to be corrected on this) is to suppress the distribution of "look-alike"
games which are completely "original" pieces of software, sharing no code
with the ATARI version, but, of course, share a similar appearance or
I bring this up to this news group, since "pacman" is now completely
"owned" by ATARI in the US. Where do we stand? I have to admit that
I was really flabbergasted when I read ATARI's announcements in major
newspapers of their intentions, and I don't feel very sympathetic.
It's very much a Goliath vs David thing. Can you imagine what furor
there would be if AT&T tried to carry out a similar policy towards
"UNIX-like" systems? How can they do this? Is there any precedent
for their behavior?
I have been told that Atari's attempts to fight copiers have involved
copyrighting the screen image, as well as the pictures of the monsters
and the pacman. In this way if somebody has a pacman program that draws
something like a pacman maze or a creature that looks like a pacman, they
say - Hey, he stole our copyrighted design of a screen. This is quite
Protecting an idea is another study. The mechanism for that is the patent, and
such things are almost never given for software.
...copyrighting the screen image doesn't seem fair. I have worked
for some time in the typesetting industry, where the copyright laws
gave very little protection from copies of typeface designs. It turns
out that the typeface design itself was not 'copyrightable,' only the
name of the typeface design. Consequently, other companies would
copy the typeface design and give it a different name. We couldn't
touch them. Any attempt by Atari to circumvent that ruling without
asking for revision of the copyright laws should be bound to failure.
As to expecting any revision, many of you may recall that many major
changes to the copyright laws were made a few years ago. The issue
above was under consideration, but was rejected (the company I
was working for was lobbying for a change at the time).
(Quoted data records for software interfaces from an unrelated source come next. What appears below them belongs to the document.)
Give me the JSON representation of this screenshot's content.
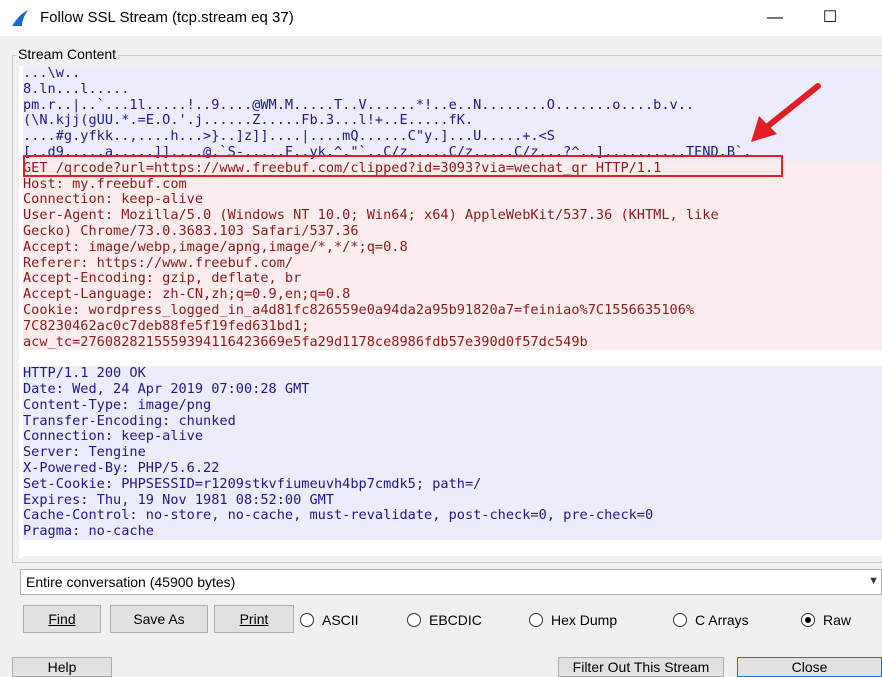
{
  "window": {
    "title": "Follow SSL Stream (tcp.stream eq 37)",
    "minimize_glyph": "—",
    "maximize_glyph": "☐"
  },
  "group": {
    "label": "Stream Content"
  },
  "stream_lines": [
    {
      "text": "...\\w..",
      "kind": "srv"
    },
    {
      "text": "8.ln...l.....",
      "kind": "srv"
    },
    {
      "text": "pm.r..|..`...1l.....!..9....@WM.M.....T..V......*!..e..N........O.......o....b.v..",
      "kind": "srv"
    },
    {
      "text": "(\\N.kjj(gUU.*.=E.O.'.j......Z.....Fb.3...l!+..E.....fK.",
      "kind": "srv"
    },
    {
      "text": "....#g.yfkk..,....h...>}..]z]]....|....mQ......C\"y.]...U.....+.<S",
      "kind": "srv"
    },
    {
      "text": "[..d9.....a.....]]....@.`S-.....F..yk.^.\"`..C/z.....C/z.....C/z...?^..]..........TEND.B`.",
      "kind": "srv"
    },
    {
      "text": "GET /qrcode?url=https://www.freebuf.com/clipped?id=3093?via=wechat_qr HTTP/1.1",
      "kind": "cli"
    },
    {
      "text": "Host: my.freebuf.com",
      "kind": "cli"
    },
    {
      "text": "Connection: keep-alive",
      "kind": "cli"
    },
    {
      "text": "User-Agent: Mozilla/5.0 (Windows NT 10.0; Win64; x64) AppleWebKit/537.36 (KHTML, like",
      "kind": "cli"
    },
    {
      "text": "Gecko) Chrome/73.0.3683.103 Safari/537.36",
      "kind": "cli"
    },
    {
      "text": "Accept: image/webp,image/apng,image/*,*/*;q=0.8",
      "kind": "cli"
    },
    {
      "text": "Referer: https://www.freebuf.com/",
      "kind": "cli"
    },
    {
      "text": "Accept-Encoding: gzip, deflate, br",
      "kind": "cli"
    },
    {
      "text": "Accept-Language: zh-CN,zh;q=0.9,en;q=0.8",
      "kind": "cli"
    },
    {
      "text": "Cookie: wordpress_logged_in_a4d81fc826559e0a94da2a95b91820a7=feiniao%7C1556635106%",
      "kind": "cli"
    },
    {
      "text": "7C8230462ac0c7deb88fe5f19fed631bd1;",
      "kind": "cli"
    },
    {
      "text": "acw_tc=2760828215559394116423669e5fa29d1178ce8986fdb57e390d0f57dc549b",
      "kind": "cli"
    },
    {
      "text": "",
      "kind": "blank"
    },
    {
      "text": "HTTP/1.1 200 OK",
      "kind": "srv"
    },
    {
      "text": "Date: Wed, 24 Apr 2019 07:00:28 GMT",
      "kind": "srv"
    },
    {
      "text": "Content-Type: image/png",
      "kind": "srv"
    },
    {
      "text": "Transfer-Encoding: chunked",
      "kind": "srv"
    },
    {
      "text": "Connection: keep-alive",
      "kind": "srv"
    },
    {
      "text": "Server: Tengine",
      "kind": "srv"
    },
    {
      "text": "X-Powered-By: PHP/5.6.22",
      "kind": "srv"
    },
    {
      "text": "Set-Cookie: PHPSESSID=r1209stkvfiumeuvh4bp7cmdk5; path=/",
      "kind": "srv"
    },
    {
      "text": "Expires: Thu, 19 Nov 1981 08:52:00 GMT",
      "kind": "srv"
    },
    {
      "text": "Cache-Control: no-store, no-cache, must-revalidate, post-check=0, pre-check=0",
      "kind": "srv"
    },
    {
      "text": "Pragma: no-cache",
      "kind": "srv"
    },
    {
      "text": "",
      "kind": "blank"
    },
    {
      "text": "...",
      "kind": "srv"
    }
  ],
  "conversation_select": {
    "value": "Entire conversation (45900 bytes)"
  },
  "buttons": {
    "find": "Find",
    "save_as": "Save As",
    "print": "Print"
  },
  "radios": [
    {
      "label": "ASCII",
      "checked": false
    },
    {
      "label": "EBCDIC",
      "checked": false
    },
    {
      "label": "Hex Dump",
      "checked": false
    },
    {
      "label": "C Arrays",
      "checked": false
    },
    {
      "label": "Raw",
      "checked": true
    }
  ],
  "bottom_buttons": {
    "help": "Help",
    "filter": "Filter Out This Stream",
    "close": "Close"
  },
  "colors": {
    "client_text": "#8b1a1a",
    "client_bg": "#fbeded",
    "server_text": "#1a1a8b",
    "server_bg": "#ececfa",
    "annotation_red": "#e31e24"
  }
}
Now here's another response, which was somehow cut off from the other responses: https://groups.googl...man/KoX7BrNAo2A
Actually, in March 1981, the U.S. Supreme court held
that virtually all software and firmware inventions
are patentable (!) Also, algorithms can be patented.
And another one, which mentions K.C. Munchin specifically: https://groups.googl...man/KlnxIB2HL5s
I want to add my feelings to a subject brought up a couple of days ago
about ATARI's attitude toward ODYSSEY's K.C. Munchkins cartridge. It's
true that ATARI bought the American rights to "homevideo" versions of
pacman, but as was pointed out, ODYSSEY doesn't call their game Pacman
and the game is slightly different. As an ODYSSEY II owner, I have a
slightly biased view of the subject. Even so, I think that after
ATARI saw how successful K.C. Munchkins was, they got a little scared.
I know I would be if I were in their shoes. After playing both versions
of the game, I can say that the ODYSSEY version is a whole lot more fun
to play. Maybe the scoring, etc, is not the same as Pacman but it was
never intended to be. I am sure it helped to sell many ODYSSEY II games
while it was available. It's just a shame that something couldn't be
resolved without bring the judicial system into it, but that seems to
be standard operating practice anymore. Too bad...